THIS wonderful vision of an alternative future for the King Street riverside comes from possibly the most famous document the city council has ever produced.
City of Norwich Plan 1945 mapped out a 50-year blueprint across 135 pages of elegant prose. (When did council officials stop writing in plain English?)
An inner ring road and an outer ring road would converge on this tall viaduct “carrying a high-level road from Bracondale to the railway bridge at the junction of Carrow Road and Clarence Road.” It would be, they claimed, “a light and elegant structure of great beauty, and would command a wonderful view of the old city from which it would be seen as a terminating feature and a break between it and the commercial and industrial zone further down the river valley”.
The conventional 21st century wisdom is to say thank goodness it was never built – to be fair it was controversial from the start. But I’m not so sure. In fact I can’t argue with a word of the authors’ comments. And even if you do, remember that the inner ring road is still not complete some 70 years later. To this day traffic still crawls down King Street and across Carrow Bridge to get to Thorpe St Andrew.
The 1945 masterplan is worth quoting elsewhere – particularly with regard to the river:
“While Norwich has turned her back to the Wensum, industry has helped herself. At present the river is looked upon chiefly as a commercial utility providing a cheap form of transport; but unfortunately whilst rendering this old established service, it has encouraged the evil of an ugly spread of unsightly buildings and ramshackle sheds along its banks as well as the defilement of its waters by effluent from various factories…

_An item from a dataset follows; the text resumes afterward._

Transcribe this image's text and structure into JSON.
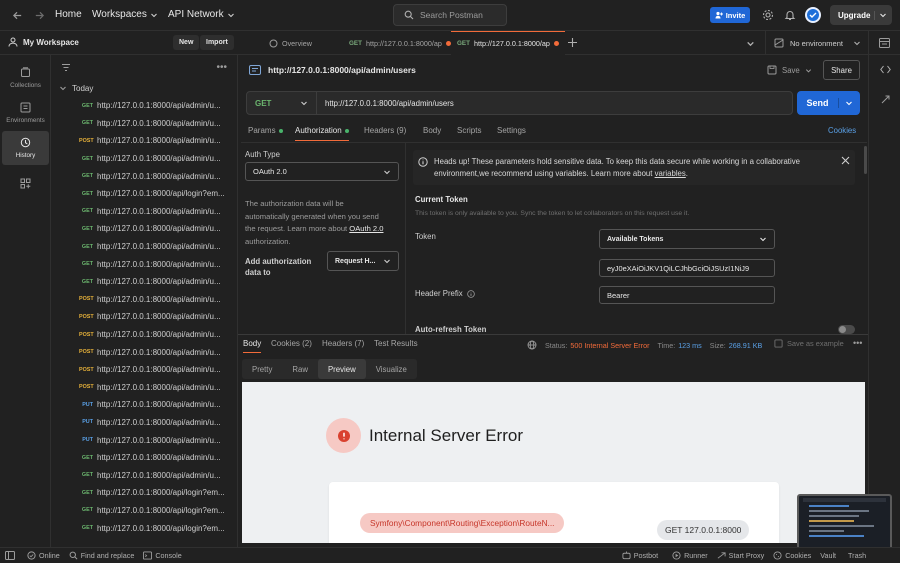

“Except for short stretches of its course, the Wensum is at present overshadowed by grim walls, hidden by ugly barriers and inaccessible to the public as an amenity within the city: the potential attractions of the river are almost lost. We propose that its banks should be cleaned wherever possible and opened up for the public to enjoy the pleasures of the river which is one of the largest open spaces in the city.”
We’ve come a long way haven’t we? Nice work messrs C H Jones FRIBA, S Rowland Pierce FRIBA and H C Rowley, City Engineer.
* More on the viaduct from Nick J Stone here.